You must complete one of the following specialisations:
Part E. Applied practice (12 points)
The above knowledge and skills are integrated and consolidated in applied practice as demonstrated in a computer or data science project, and in some cases in an industry-based learning placement.
You complete a full-year project (12 points) relevant to your specialisation, or the industry-based learning units (18 points):
- FIT3161 Computer science project 1 and FIT3162 Computer science project 2
- FIT3163 Data science project 1 and FIT3164 Data science project 2
- FIT3045 Industry-based learning* (18 points)
You may be eligible to exit the double degree program and graduate with either a Bachelor of Science or a Bachelor of Computer Science named degree after three years, depending on the units studied.
If you wish to graduate with a Bachelor of Science prior to the completion of the double degree you must have completed at least 144 points of studies, including all of the requirements in Part A and Part B for the Bachelor of Science degree.
If you wish to graduate with a Bachelor of Computer Science named degree prior to the completion of the double degree you must have completed at least 144 points of studies, including all of the requirements in Parts A, B, C, D and E for the particular computer science specialisation.
You may be eligible to apply for a one-year honours course once you have successfully completed this double degree, or have completed all of the requirements for one of the single degrees including a total of 144 points. The following honours courses apply:
- S3701 Bachelor of Science (Honours)
- C3702 Bachelor of Computer Science (Honours)
You are usually eligible to apply for honours if you achieve a distinction grade average (70 percent) or above in 24 points of studies in relevant units at level 3. This sometimes also means you need to have completed specific units. If you are a Science student you should refer to the honours prerequisites table.
If you are successfully complete the Bachelor of Science you may proceed to:
- S5003 Postgraduate Diploma in Science (Malaysia only)

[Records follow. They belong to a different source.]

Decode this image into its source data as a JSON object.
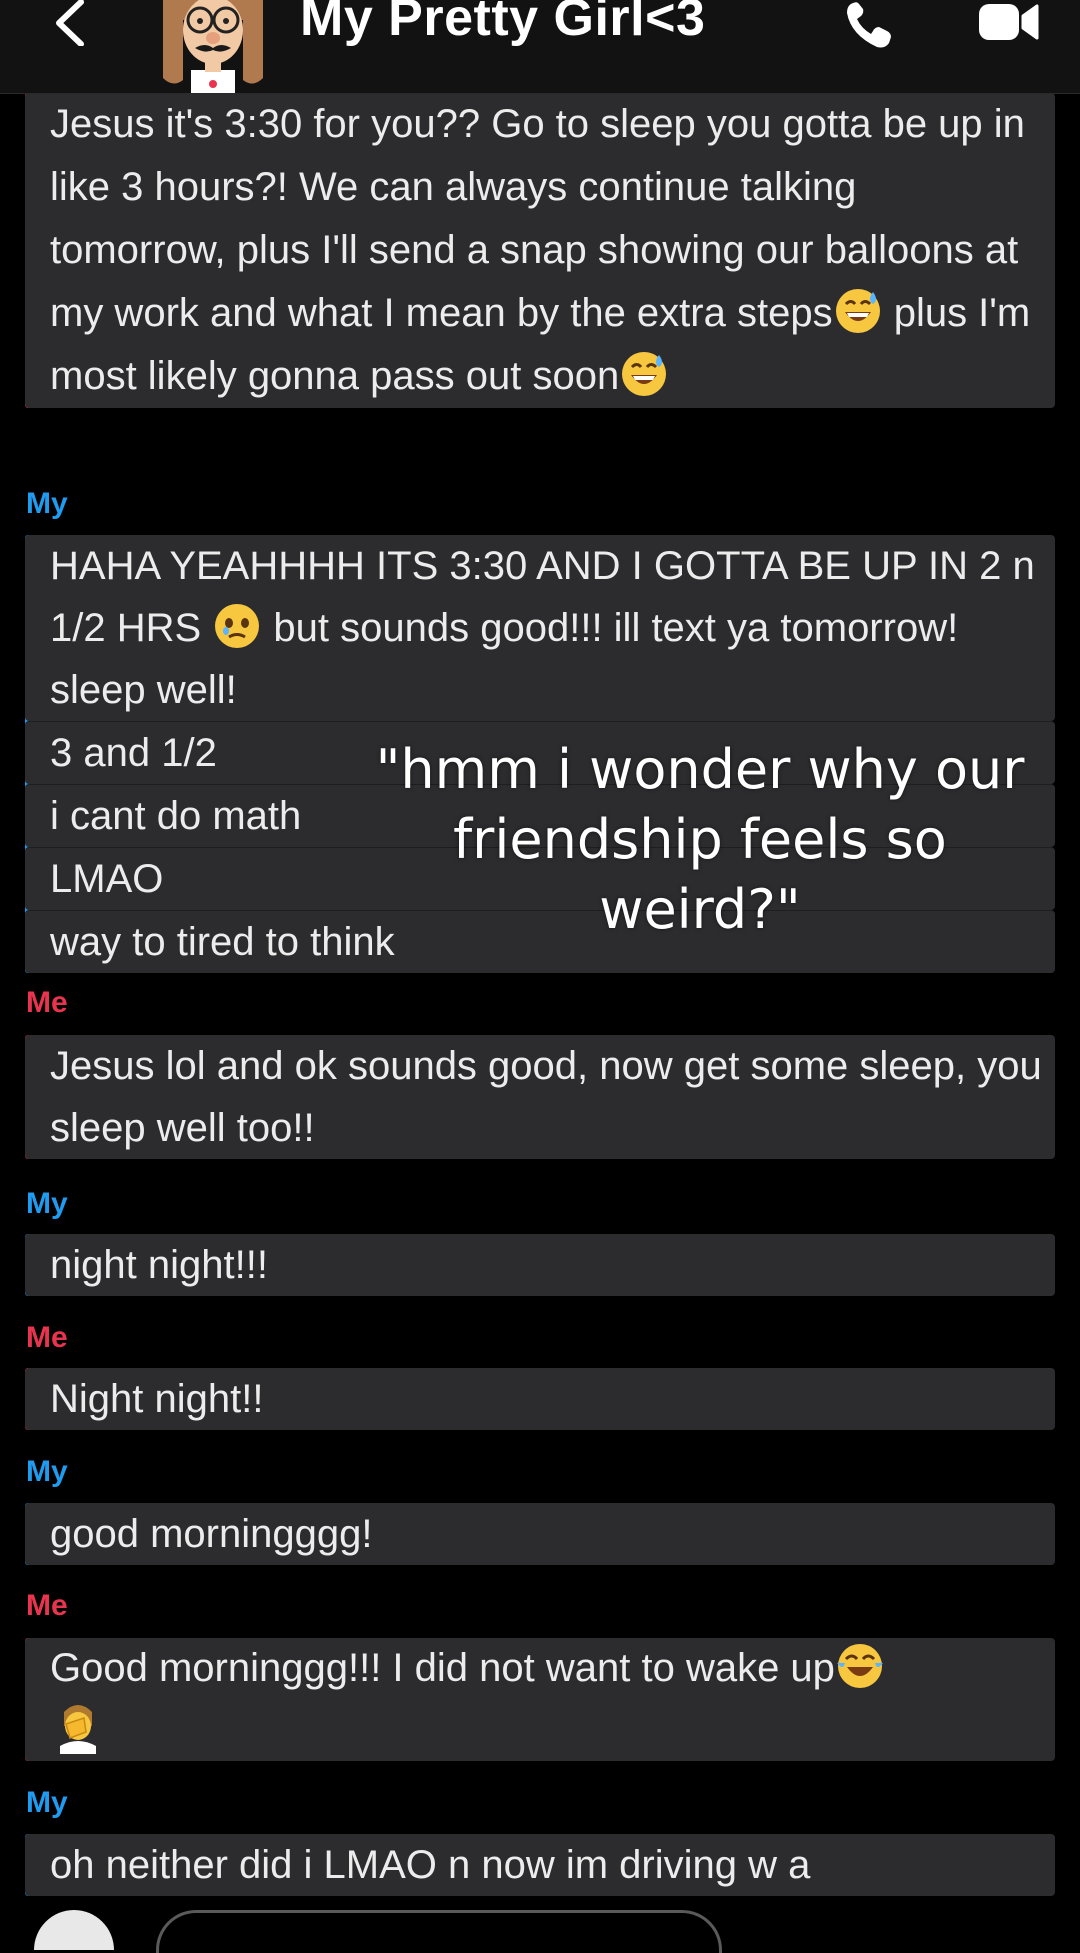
{
  "header": {
    "title": "My Pretty Girl<3",
    "back_icon": "chevron-left-icon",
    "call_icon": "phone-icon",
    "video_icon": "video-camera-icon"
  },
  "colors": {
    "me": "#e8344e",
    "my": "#1f9bf0",
    "bubble": "#2c2c2e",
    "background": "#000000"
  },
  "overlay_caption": "\"hmm i wonder why our friendship feels so weird?\"",
  "messages": [
    {
      "sender": "",
      "side": "me",
      "lines": [
        "Jesus it's 3:30 for you?? Go to sleep you gotta be up in like 3 hours?! We can always continue talking tomorrow, plus I'll send a snap showing our balloons at my work and what I mean by the extra steps",
        " plus I'm most likely gonna pass out soon"
      ]
    },
    {
      "sender": "My",
      "side": "my",
      "lines": [
        "HAHA YEAHHHH ITS 3:30 AND I GOTTA BE UP IN 2 n 1/2 HRS ",
        " but sounds good!!! ill text ya tomorrow! sleep well!",
        "3 and 1/2",
        "i cant do math",
        "LMAO",
        "way to tired to think"
      ]
    },
    {
      "sender": "Me",
      "side": "me",
      "lines": [
        "Jesus lol and ok sounds good, now get some sleep, you sleep well too!!"
      ]
    },
    {
      "sender": "My",
      "side": "my",
      "lines": [
        "night night!!!"
      ]
    },
    {
      "sender": "Me",
      "side": "me",
      "lines": [
        "Night night!!"
      ]
    },
    {
      "sender": "My",
      "side": "my",
      "lines": [
        "good morningggg!"
      ]
    },
    {
      "sender": "Me",
      "side": "me",
      "lines": [
        "Good morninggg!!! I did not want to wake up"
      ]
    },
    {
      "sender": "My",
      "side": "my",
      "lines": [
        "oh neither did i LMAO n now im driving w a"
      ]
    }
  ],
  "emoji_names": {
    "sweat_smile": "grinning-face-with-sweat-emoji",
    "holding_tears": "face-holding-back-tears-emoji",
    "tears_of_joy": "face-with-tears-of-joy-emoji",
    "facepalm": "person-facepalming-emoji"
  }
}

- S6000 Master of Science (from 2019)
- S6001 Master of Financial Mathematics*
- S6002 Master of Environment and Sustainability**
- S6003 Master of Mathematics (from 2019)